“ALTO,” is a hydrogen-powered VTOL (vertical take-off and landing) vehicle, its pendant shape inspired by hot air balloons and plant terrariums. Newman looks to a future where technology will become so commonplace, it will no longer be considered a luxury; instead, people will value “celebration of the everyday” as premium experiences. He describes the vehicle as “jewellery in the sky – like a cloud’s earring,” with an exterior that can be personalised. The design’s functionality also allows for seamless docking onto the side of buildings.

“I wanted to create something that is quite challenging, that would raise a few eyebrows, but which would also make people smile,” said Richard, from Coventry, UK. “It proved to be quite an organic design process and the changes I needed to make became quite evident as the programme progressed, with the input from the Lexus designers.”

The six-month programme included mentoring and assessment sessions with Ian Cartabiano and Lance Scott, respectively President and Senior Manager at Lexus’ European design studio, ED2, together with Prof Dale Harrow, Chair of the IMDC, and Dr Chris Thorpe, the RCA’s Intelligent Mobility Head of Programme. They were joined on the judging panel by design author and commentator Nargess Banks and senior representatives from Lexus Europe to select the winner. 
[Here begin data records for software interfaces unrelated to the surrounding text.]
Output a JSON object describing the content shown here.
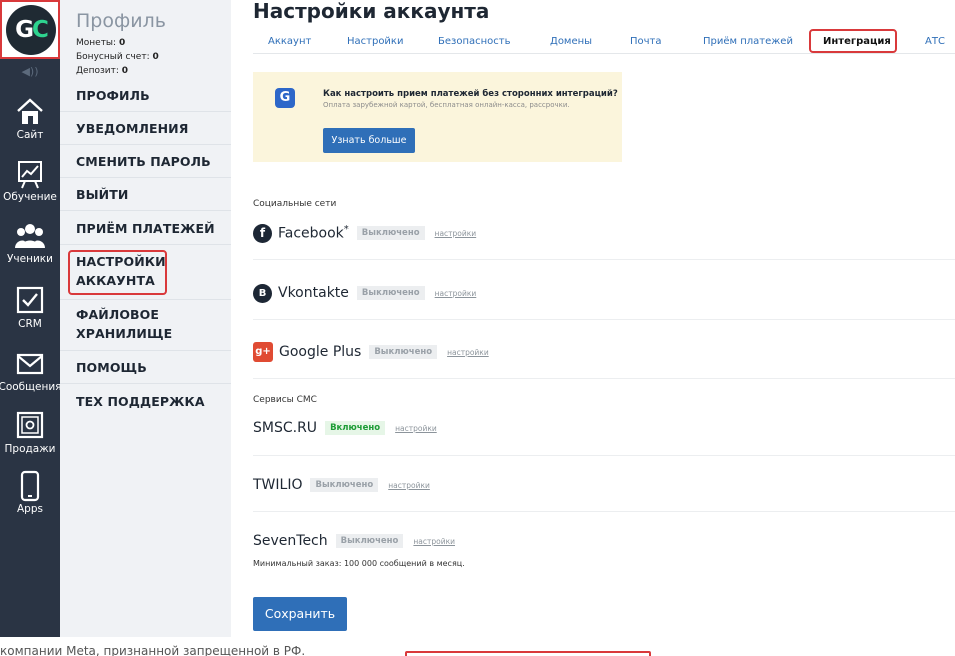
{
  "rail": {
    "logo": {
      "g": "G",
      "c": "C"
    },
    "items": [
      {
        "label": "Сайт",
        "icon": "house-icon"
      },
      {
        "label": "Обучение",
        "icon": "chart-board-icon"
      },
      {
        "label": "Ученики",
        "icon": "users-icon"
      },
      {
        "label": "CRM",
        "icon": "checkbox-icon"
      },
      {
        "label": "Сообщения",
        "icon": "envelope-icon"
      },
      {
        "label": "Продажи",
        "icon": "safe-icon"
      },
      {
        "label": "Apps",
        "icon": "phone-icon"
      }
    ]
  },
  "profile": {
    "title": "Профиль",
    "coins_label": "Монеты:",
    "coins_value": "0",
    "bonus_label": "Бонусный счет:",
    "bonus_value": "0",
    "deposit_label": "Депозит:",
    "deposit_value": "0",
    "menu": [
      "ПРОФИЛЬ",
      "УВЕДОМЛЕНИЯ",
      "СМЕНИТЬ ПАРОЛЬ",
      "ВЫЙТИ",
      "ПРИЁМ ПЛАТЕЖЕЙ",
      "НАСТРОЙКИ АККАУНТА",
      "ФАЙЛОВОЕ ХРАНИЛИЩЕ",
      "ПОМОЩЬ",
      "ТЕХ ПОДДЕРЖКА"
    ]
  },
  "page_title": "Настройки аккаунта",
  "tabs": [
    "Аккаунт",
    "Настройки",
    "Безопасность",
    "Домены",
    "Почта",
    "Приём платежей",
    "Интеграция",
    "АТС"
  ],
  "active_tab": "Интеграция",
  "promo": {
    "icon_letter": "G",
    "heading": "Как настроить прием платежей без сторонних интеграций?",
    "subtext": "Оплата зарубежной картой, бесплатная онлайн-касса, рассрочки.",
    "button": "Узнать больше"
  },
  "social": {
    "section_title": "Социальные сети",
    "items": [
      {
        "name": "Facebook",
        "mark": "*",
        "status": "Выключено",
        "link": "настройки",
        "icon": "facebook-icon"
      },
      {
        "name": "Vkontakte",
        "status": "Выключено",
        "link": "настройки",
        "icon": "vk-icon"
      },
      {
        "name": "Google Plus",
        "status": "Выключено",
        "link": "настройки",
        "icon": "google-plus-icon"
      }
    ]
  },
  "sms": {
    "section_title": "Сервисы СМС",
    "items": [
      {
        "name": "SMSC.RU",
        "status": "Включено",
        "link": "настройки"
      },
      {
        "name": "TWILIO",
        "status": "Выключено",
        "link": "настройки"
      },
      {
        "name": "SevenTech",
        "status": "Выключено",
        "link": "настройки"
      }
    ],
    "min_order_note": "Минимальный заказ: 100 000 сообщений в месяц."
  },
  "save_button": "Сохранить",
  "footnote": "компании Meta, признанной запрещенной в РФ.",
  "colors": {
    "accent": "#2f6fb8",
    "highlight": "#d9393b",
    "enabled": "#1c9c35",
    "rail": "#2a3444"
  }
}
The designers presented their work in person to the judges at a ceremony at the IMDC on 15 March. In addition to the winner, there were commendations for two runners-up:  Zhenyu Kong (China) for ”Lexus #Units” and Ben Miller (Canada) for “Crucible”.

Lexus #Units’ unique design takes its inspiration from the shape of coastal barriers. It is highly flexible and can reduce its footprint to adapt to narrow roads. The interior can be personalised using blockchain technology, so NFT artworks can be brought on a journey. Lexus #Units caters for Generation Alpha’s desire for diversity in self-expression, tapping into the popularity of social media for sharing of opinions and emotions. The vehicle can link to other vehicles and be used as a projector device, e.g. to join concerts or parties virtually.
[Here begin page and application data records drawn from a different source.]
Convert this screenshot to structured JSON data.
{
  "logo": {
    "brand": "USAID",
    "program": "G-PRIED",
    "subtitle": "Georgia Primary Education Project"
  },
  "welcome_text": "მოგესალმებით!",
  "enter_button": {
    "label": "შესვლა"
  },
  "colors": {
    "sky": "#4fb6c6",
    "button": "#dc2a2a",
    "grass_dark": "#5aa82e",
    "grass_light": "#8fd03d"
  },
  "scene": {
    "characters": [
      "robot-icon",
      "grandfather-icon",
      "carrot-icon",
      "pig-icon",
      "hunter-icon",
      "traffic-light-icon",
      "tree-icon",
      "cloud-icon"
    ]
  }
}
The Crucible is a hydrogen-fuelled escape vehicle that divides itself to meet different use scenarios and contexts.  It separates the owned luxury cabin from the technology to create a service that is both carefree and personalised. The morphing interior can adapt to any configuration for seamless comfort and could even be put inside a house. Users could choose a different vehicle for weekdays and for weekends when they want to explore and meet others. In reference to Lexus design cues, Miller reinterpreted the Lexus spindle grille and created a light and airy vehicle that is easy to get in and out of, and that can be reclined for comfort.
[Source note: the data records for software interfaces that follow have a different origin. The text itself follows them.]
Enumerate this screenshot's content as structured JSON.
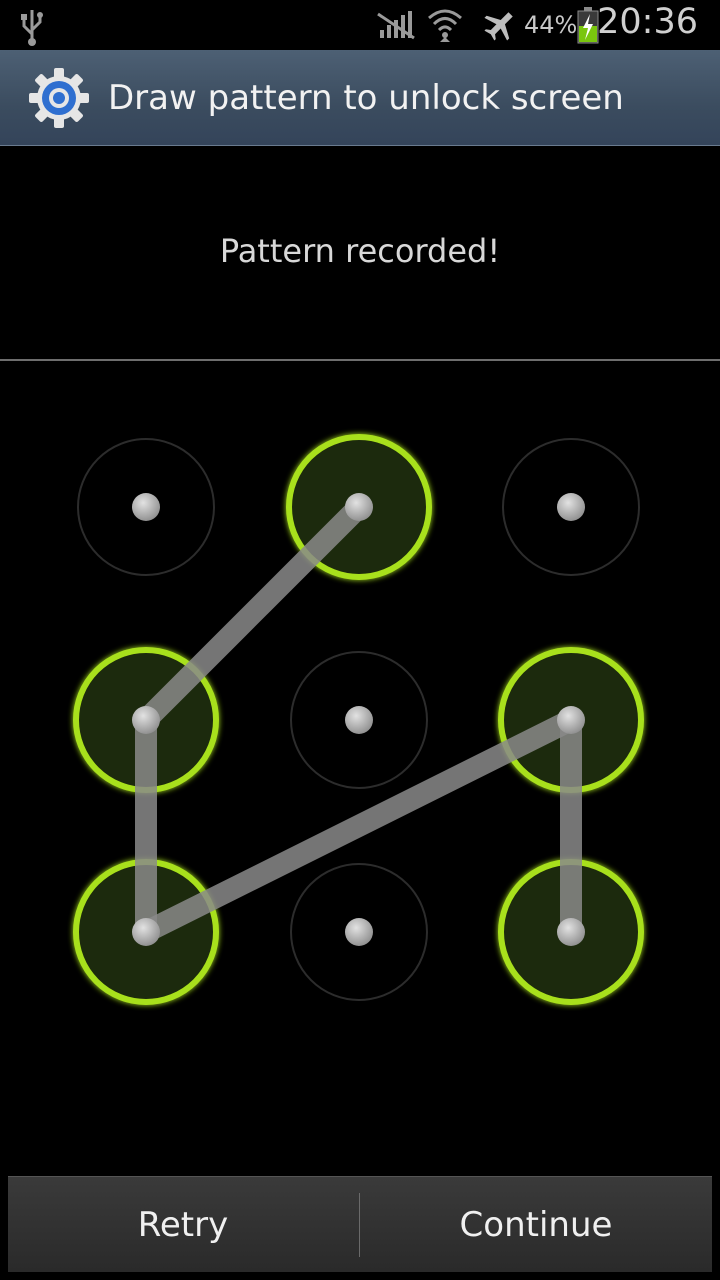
{
  "status_bar": {
    "battery_percent": "44%",
    "time": "20:36",
    "icons": [
      "usb-icon",
      "no-signal-icon",
      "wifi-icon",
      "airplane-mode-icon",
      "battery-charging-icon"
    ]
  },
  "title_bar": {
    "icon": "settings-gear-icon",
    "title": "Draw pattern to unlock screen"
  },
  "message": "Pattern recorded!",
  "pattern": {
    "selected_cells": [
      1,
      3,
      6,
      5,
      8
    ],
    "accent_color": "#a8e01c",
    "line_color": "#8a8a8a"
  },
  "buttons": {
    "retry": "Retry",
    "continue": "Continue"
  }
}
Lance Scott said: “All the designers impressed us with their thinking, their ideation and the breadth of their imagination. What they produced was not just fantasy, but based on factual study of what ‘premium’ might mean in a future society, and they extrapolated this to create something very forward-thinking. With Richard Newman’s winning project, everything was well-thought-out and executed. His positive, optimistic view of the future of Lexus is very much what we want for our brand, something that can bring a smile to everyone’s face.” 

Prof Dale Harrow commented: “This has been a very rewarding project for everyone involved, and with Lexus we have been able to explore profound issues surrounding mobility in terms of future lifestyles and products. The results show how young designers are thinking deeply about mobility issues and bringing their day-to-day experiences to the project, from a wide range of cultural backgrounds.”

Etienne Plas, Senior Manager, Lexus Product Communications, said: “As a brand, we actively encourage and support the development of new design talent and thinking. This project has delivered intriguing and exciting new ideas about how Lexus might evolve as a brand to address changing mobility requirements and perceptions of what ‘premium’ means.”